The Advanced class gained under Series A. They kept all of their privileges below 29 MHz, received a power increase to 2 kw PEP output, gained access to the Extra Class phone segments, and would be "Grandfathered" into the new "Experimenter" Class in Series B.

The Extra Class lost their exclusive phone bands, which would be shared with the Advanced license. However, they kept their CW subbands, and gained the 2 kw PEP output, as well as a lifetime operator license. Note that the Conditional Class license is not mentioned. That's because the FCC incorporated it into the General license. Conditionals would have the letter "C" after the word General, and their license would not be renewable.

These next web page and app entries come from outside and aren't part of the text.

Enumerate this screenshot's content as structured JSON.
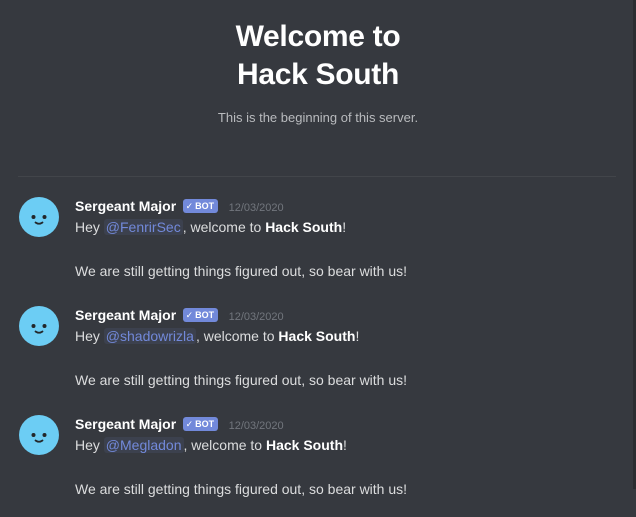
{
  "welcome": {
    "title": "Welcome to Hack South",
    "subtitle": "This is the beginning of this server."
  },
  "messages": [
    {
      "author": "Sergeant Major",
      "bot_tag": "BOT",
      "bot_check": "✓",
      "timestamp": "12/03/2020",
      "line1_prefix": "Hey",
      "mention": "@FenrirSec",
      "line1_middle": ", welcome to",
      "server_name": "Hack South",
      "line1_suffix": "!",
      "line2": "We are still getting things figured out, so bear with us!"
    },
    {
      "author": "Sergeant Major",
      "bot_tag": "BOT",
      "bot_check": "✓",
      "timestamp": "12/03/2020",
      "line1_prefix": "Hey",
      "mention": "@shadowrizla",
      "line1_middle": ", welcome to",
      "server_name": "Hack South",
      "line1_suffix": "!",
      "line2": "We are still getting things figured out, so bear with us!"
    },
    {
      "author": "Sergeant Major",
      "bot_tag": "BOT",
      "bot_check": "✓",
      "timestamp": "12/03/2020",
      "line1_prefix": "Hey",
      "mention": "@Megladon",
      "line1_middle": ", welcome to",
      "server_name": "Hack South",
      "line1_suffix": "!",
      "line2": "We are still getting things figured out, so bear with us!"
    }
  ],
  "colors": {
    "background": "#36393f",
    "avatar": "#6ccdf4",
    "bot_tag": "#7289da",
    "mention": "#7289da"
  }
}
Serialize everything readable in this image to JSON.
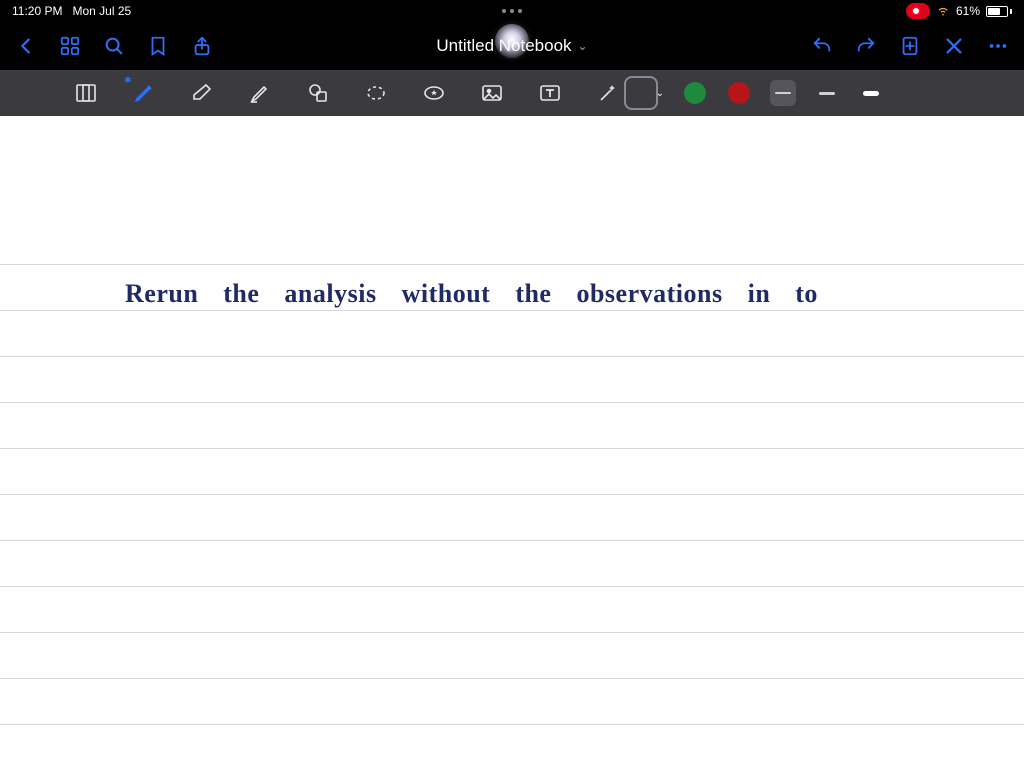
{
  "status": {
    "time": "11:20 PM",
    "date": "Mon Jul 25",
    "battery_pct": "61%"
  },
  "header": {
    "title": "Untitled Notebook"
  },
  "colors": {
    "blue": "#1f2fb5",
    "green": "#1e8a3e",
    "red": "#b6161a"
  },
  "note": {
    "line1": "Rerun  the  analysis  without  the  observations  in   to"
  }
}
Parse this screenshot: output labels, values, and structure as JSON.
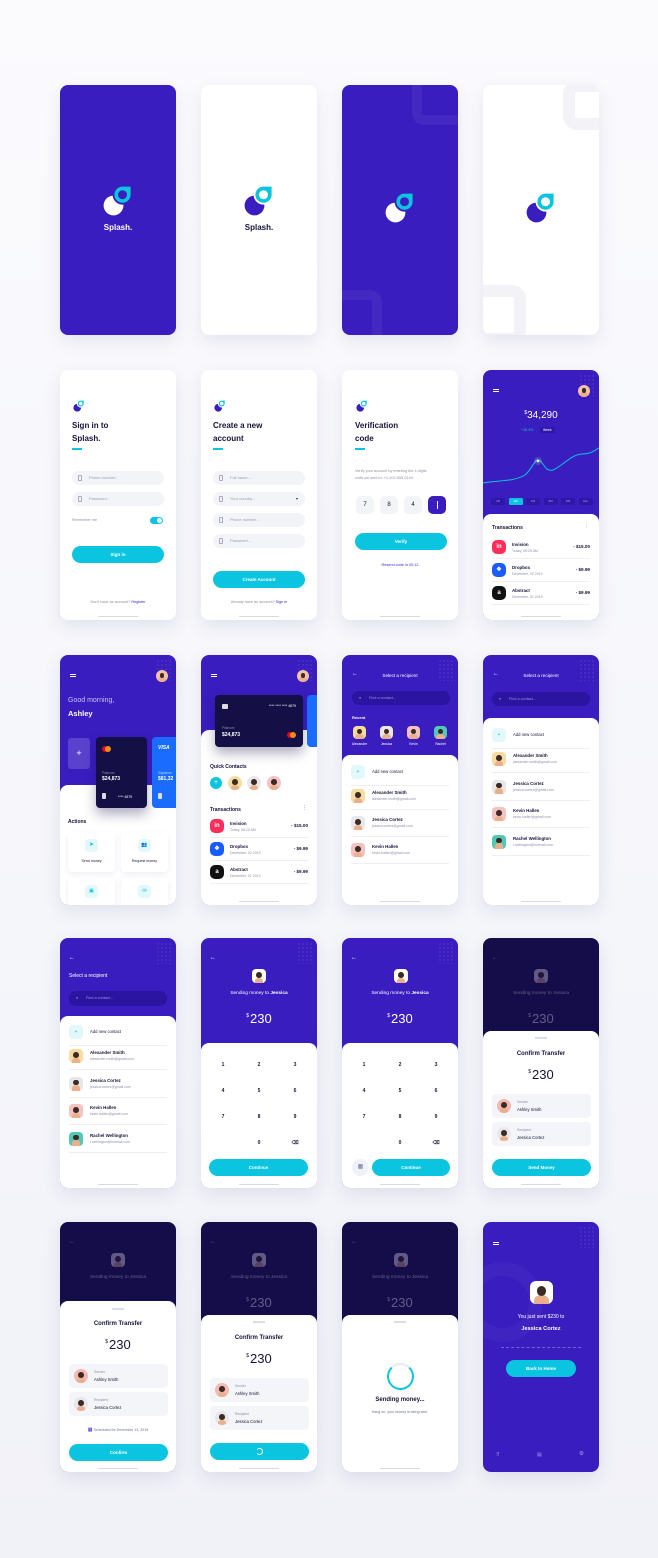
{
  "colors": {
    "primary": "#3a1dbf",
    "accent": "#0bc5e0",
    "dark": "#150c4a",
    "card": "#140f45",
    "visa": "#1a6cff"
  },
  "splash": {
    "brand": "Splash."
  },
  "sign_in": {
    "title_line1": "Sign in to",
    "title_line2": "Splash.",
    "phone_placeholder": "Phone number...",
    "password_placeholder": "Password...",
    "remember": "Remember me",
    "remember_on": true,
    "submit": "Sign in",
    "footer_prompt": "Don't have an account?",
    "footer_link": "Register"
  },
  "create_account": {
    "title_line1": "Create a new",
    "title_line2": "account",
    "name_placeholder": "Full name...",
    "country_placeholder": "Your country...",
    "phone_placeholder": "Phone number...",
    "password_placeholder": "Password...",
    "submit": "Create Account",
    "footer_prompt": "Already have an account?",
    "footer_link": "Sign in"
  },
  "verification": {
    "title_line1": "Verification",
    "title_line2": "code",
    "desc_line1": "Verify your account by entering the 4 digits",
    "desc_line2": "code we sent to:  +1-202-555-0104",
    "digits": [
      "7",
      "8",
      "4",
      ""
    ],
    "submit": "Verify",
    "resend": "Resend code in 00:12"
  },
  "dashboard": {
    "currency": "$",
    "balance": "34,290",
    "change": "+16.4%",
    "period_badge": "Week",
    "periods": [
      "1D",
      "1W",
      "1M",
      "3M",
      "6M",
      "ALL"
    ],
    "active_period": "1W",
    "transactions_title": "Transactions"
  },
  "transactions": [
    {
      "name": "Invision",
      "date": "Today, 08:20 AM",
      "amount": "- $15.00",
      "icon": "invision-icon",
      "glyph": "in",
      "color": "#ff2d5a"
    },
    {
      "name": "Dropbox",
      "date": "December, 02 2019",
      "amount": "- $9.99",
      "icon": "dropbox-icon",
      "glyph": "❖",
      "color": "#1a5cff"
    },
    {
      "name": "Abstract",
      "date": "December, 01 2019",
      "amount": "- $9.99",
      "icon": "abstract-icon",
      "glyph": "a",
      "color": "#111111"
    }
  ],
  "home": {
    "greeting": "Good morning,",
    "name": "Ashley",
    "card_tier": "Platinum",
    "card_balance": "$24,873",
    "card_number": "**** 4879",
    "card2_brand": "VISA",
    "card2_tier": "Signature",
    "card2_balance": "$81,32",
    "actions_title": "Actions",
    "actions": [
      "Send money",
      "Request money"
    ]
  },
  "cards": {
    "card_number": "**** **** **** 4879",
    "card_tier": "Platinum",
    "card_balance": "$24,873",
    "quick_contacts": "Quick Contacts",
    "transactions_title": "Transactions"
  },
  "recipient": {
    "title": "Select a recipient",
    "search_placeholder": "Find a contact...",
    "recent_label": "Recent",
    "recent": [
      "Alexander",
      "Jessica",
      "Kevin",
      "Rachel"
    ],
    "add_contact": "Add new contact"
  },
  "contacts": [
    {
      "name": "Alexander Smith",
      "email": "alexander.smith@gmail.com",
      "color": "#f6dca0"
    },
    {
      "name": "Jessica Cortez",
      "email": "jessica.cortez@gmail.com",
      "color": "#e8e8ea"
    },
    {
      "name": "Kevin Hallen",
      "email": "kevin.hallen@gmail.com",
      "color": "#f5c2c2"
    },
    {
      "name": "Rachel Wellington",
      "email": "r.wellington@hotmail.com",
      "color": "#52c8b8"
    }
  ],
  "send": {
    "to_prefix": "Sending money to",
    "to_name": "Jessica",
    "currency": "$",
    "amount": "230",
    "keys": [
      "1",
      "2",
      "3",
      "4",
      "5",
      "6",
      "7",
      "8",
      "9",
      "",
      "0",
      "⌫"
    ],
    "continue": "Continue"
  },
  "confirm": {
    "title": "Confirm Transfer",
    "sender_label": "Sender",
    "sender_name": "Ashley Smith",
    "recipient_label": "Recipient",
    "recipient_name": "Jessica Cortez",
    "send_money": "Send Money",
    "confirm": "Confirm",
    "scheduled": "Scheduled for December 13, 2019"
  },
  "sending": {
    "title": "Sending money...",
    "subtitle": "Hang on, your money is being sent."
  },
  "success": {
    "line1": "You just sent $230 to",
    "name": "Jessica Cortez",
    "back_home": "Back to Home"
  }
}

On the Series B, or VHF-UHF side, the proposed changes were even more drastic.

The FCC, for the entry level license, would create a new "No Code" "Communicator" Class, which would allow operations above 144 MHz using F3 (FM) emissions only

Technicians would gain some frequencies--the 50.0-50.1 and 144-145 MHz segments--but otherwise, like the Generals, would lose big. They could only use A1, A3 and F3 emissions with 500 watts PEP output, and could not be the trustee of a club station or repeater. However, the worst news for Technicians was that those who had taken their exam via mail (about 90%) would not be allowed to renew. They, like the Conditionals, would have to pass the test again before their license expired.

One step above the Technician Class was another new license proposed by the FCC--the Experimenter Class. "Experimenters" would have all amateur privileges above 29 MHz, with 2 kw PEP output.

Above the Experimenter license was the Extra Class, which held the distinction of being at the top of the ladder for both Series A and B.

The FCC proposed adjusting the written exams to accommodate the different requirements of Series A and Series B. Element 2 (the old Novice written exam) would be rewritten into 2A (Novice) and 2B (Communicator). Novices would have to pass the 5 wpm code, as well as 2A, while Communicators only had to pass 2B. Likewise, the General Element 3 would be divided into 3A (General) and 3B (Technician). Generals and Technicians would still have to pass the 13 and 5 wpm code tests respectively. Advanced Class operators needed 13 wpm and the Element 4A written exam, while Experimenters had to pass a 5 wpm code test along with Element 4B. For the Advanced and Experimenter Classes, only the 20 wpm code test was needed to upgrade to Extra.

Since, except for the Extra, the Series A and Series B licenses did not overlap, the FCC would allow amateurs to hold one license in each Series. This created some interesting possibilities. As previously noted, a General could also hold a Technician, and an Advanced the Experimenter. Both Technicians and Experimenters could obtain a Novice, if they passed Element 2A. The "No Code" Communicator could also hold a Novice, if Element 2A and the 5 wpm tests were passed.

The FCC set a June 1975 deadline for comments on the restructuring proposal. The ARRL, still smarting from the Incentive Licensing conflicts, wasn't going to comment until they had taken the pulse of their members. What was the ARRL's response? And just what was "Class E CB", the other FCC proposal? How did it affect Amateur radio? In our next installment, the "Wayback Machine" will have the answers.

Copyright 1996, 2001, 2005 by William Continelli, W2XOY

All rights reserved.

These columns were originally written for the Schenectady Museum Amateur Radio Club.